Grenfell Cloth is a densely-woven cotton gabardine material used to make luxury and outdoor clothing since its creation in 1923. It was named after Sir Wilfred Grenfell, a British medical missionary working extensively in Newfoundland. He required a cloth to be woven to protect himself from the snow, wind, wet and cold weather he encountered in his work.
The cloth is made from 600 thread-per-inch cotton originally by T. Haythornthwaite & Sons Ltd at Lodge Mill, Burnley, in the United Kingdom. It is similar to Byrd Cloth.
After a spell under Japanese ownership in the 80's and 90's, Grenfell Cloth garments are once again manufactured in Britain.

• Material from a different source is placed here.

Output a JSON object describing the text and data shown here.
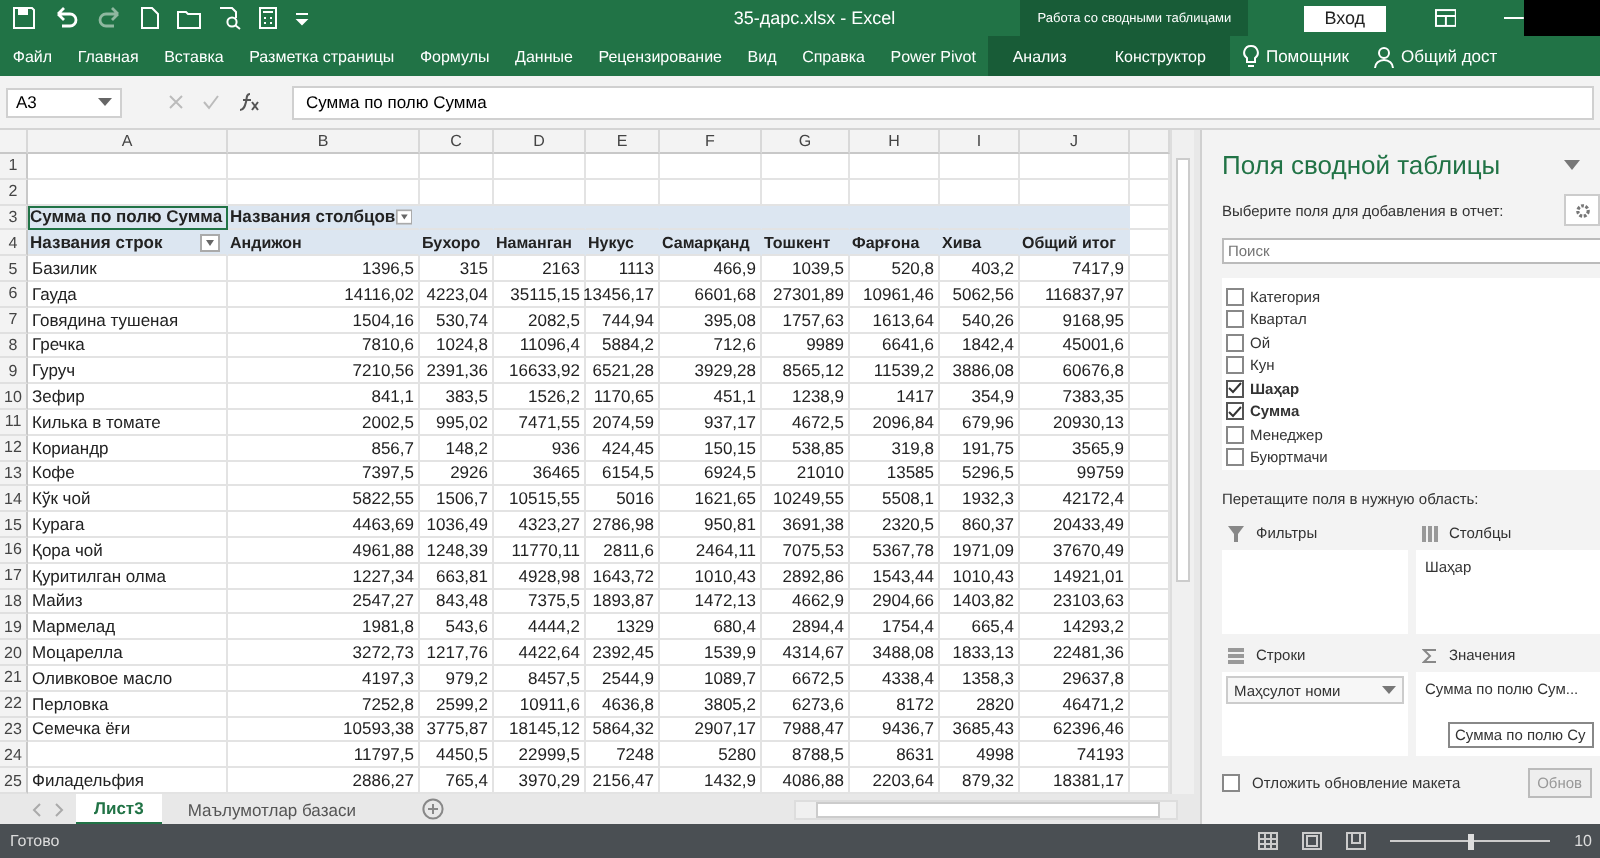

Grenfell is now based in London.
Grenfell Cloth has been used on many expeditions.